The Federal Reserve is scheduled to convene its FOMC meeting next Wednesday to decide on what happens next with the price of money. By most accounts, the assembly promises to be a yawn. Fed fund futures anticipate no change any time soon by predicting that current 5.25% will remain the standard for some time.
Perhaps that’s a prudent choice for policy makers, considering that full and clear clarity on the economy remain elusive. As we wrote yesterday, there’s a case to be made that the glass is half full as well as half empty. Indeed, economic data in recent months have dispensed conflicting signals.
Yes, that’s always true. But the stakes seem especially high at this juncture, with the economic cycle at middle age or later. Meanwhile, the capital markets have been running for some time. Value isn’t exactly gushing in abundance when it comes to such metrics as risk spreads and earnings ratios over price. Of course, if you think that the recent past will continue into the foreseeable future, there’s nothing much to do but hang on and collect the capital gains.
Enter the Fed, which theoretically must keep inflation at bay while juicing the economy and sidestepping a recession. A thankless task, and one that may be impossible. In short, the central bank must pick one or the other, or so one might assume.
If so, we present evidence that juicing the economy may be the preference these days. M2 money supply, the broadest measure published, has been pushing higher for some time now, as our chart below shows. Based on rolling 52-week percentage changes, M2 rose by nearly 7% for the year through April 9, although it’s since slowed to 6.3% That’s the fastest rate of printing money in more than three years.
The rise in the annual change in M2 has been fairly consistent this year, suggesting that the central bank is deliberately injecting money into the system in higher absolute and relative quantities. How fast is the recent 6%-plus rate of growth in money supply? More to the point: is it too fast? One might answer “yes,” based on the fact that first-quarter GDP advanced by 5.3% in nominal terms (or 1.3% in real terms), according to the Bureau of Economic Analysis.

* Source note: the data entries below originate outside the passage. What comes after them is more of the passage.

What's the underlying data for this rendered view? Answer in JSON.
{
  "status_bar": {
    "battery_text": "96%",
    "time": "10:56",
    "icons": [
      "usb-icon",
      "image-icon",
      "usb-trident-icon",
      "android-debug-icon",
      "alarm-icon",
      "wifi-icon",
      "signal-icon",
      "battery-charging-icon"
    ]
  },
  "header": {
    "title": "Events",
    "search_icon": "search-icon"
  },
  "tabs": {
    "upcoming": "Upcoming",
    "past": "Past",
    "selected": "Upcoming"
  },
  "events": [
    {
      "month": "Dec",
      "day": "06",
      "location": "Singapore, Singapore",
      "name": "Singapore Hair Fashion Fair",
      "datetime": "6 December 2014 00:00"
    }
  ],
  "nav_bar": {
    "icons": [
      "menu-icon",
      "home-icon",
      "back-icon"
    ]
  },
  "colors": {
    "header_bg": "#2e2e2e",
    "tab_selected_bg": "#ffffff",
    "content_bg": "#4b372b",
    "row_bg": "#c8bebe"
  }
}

The fact that the 6% nominal pace of M2 growth is higher should turn a few heads. Those who subscribe to the monetarist view of the world may even suffer a shudder or two.
Of course, no one pays attention to money supply (hardly any one). If an accelerating M2 growth rate suggests inflation risks may be bubbling, it’s a risk that the markets seem inclined to dismiss.
Yes, the jury’s still out on what it all means. Meanwhile, we can only cite history. On that score, liquidity has powered the bull markets across the asset classes. Everywhere you look, there’s money to burn. Whether it’s News Corp.’s Rupert Murdoch pricey bid to buy Dow Jones, or private equity shops throwing money around, or the surge in prices in everything from stocks to bonds to commodities to art, it’s clear that the liquidity engine is humming quite nicely. The question is whether there’s a price to be paid with liquidity, assuming it isn’t reined in a timely and prudent manner.

2 thoughts on “LIQUIDITY ON THE RISE

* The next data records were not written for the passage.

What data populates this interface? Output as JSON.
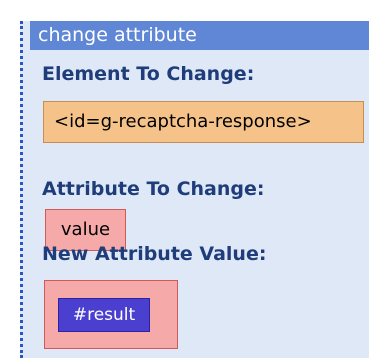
{
  "panel": {
    "title": "change attribute",
    "element_label": "Element To Change:",
    "element_value": "<id=g-recaptcha-response>",
    "attribute_label": "Attribute To Change:",
    "attribute_value": "value",
    "new_value_label": "New Attribute Value:",
    "new_value_chip": "#result"
  },
  "colors": {
    "panel_bg": "#dfe8f6",
    "title_bg": "#5f87d6",
    "label_text": "#1f3d7a",
    "element_box": "#f5c38a",
    "attribute_box": "#f5a9a9",
    "chip_bg": "#4a3fcf"
  }
}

  1. jj

    The Monetary base is the best measure of Money Supply and why the Fed dropped M3 (which is easily manipulated by derivatives and Central Banks activities ) …. M2 is barely better than M3

  2. Agustin Mackinlay

    James. Great blog, interesting post. M2, however, is hardly a ‘liquidity’ indicator. The chart tells you very little about what really happened over the 2002-2007 period. Personnally, I look at the monetary base or its proxy on the asset side of the Fed’s balance sheet, the stock of Treasury securities held by the CB. Then I add the stock of custody holdings as a proxy to the monetary base of countries which use the dollar as their key reserve asset. The result: an unprecedented boom! Regards, Agustin Mackinlay.

Comments are closed.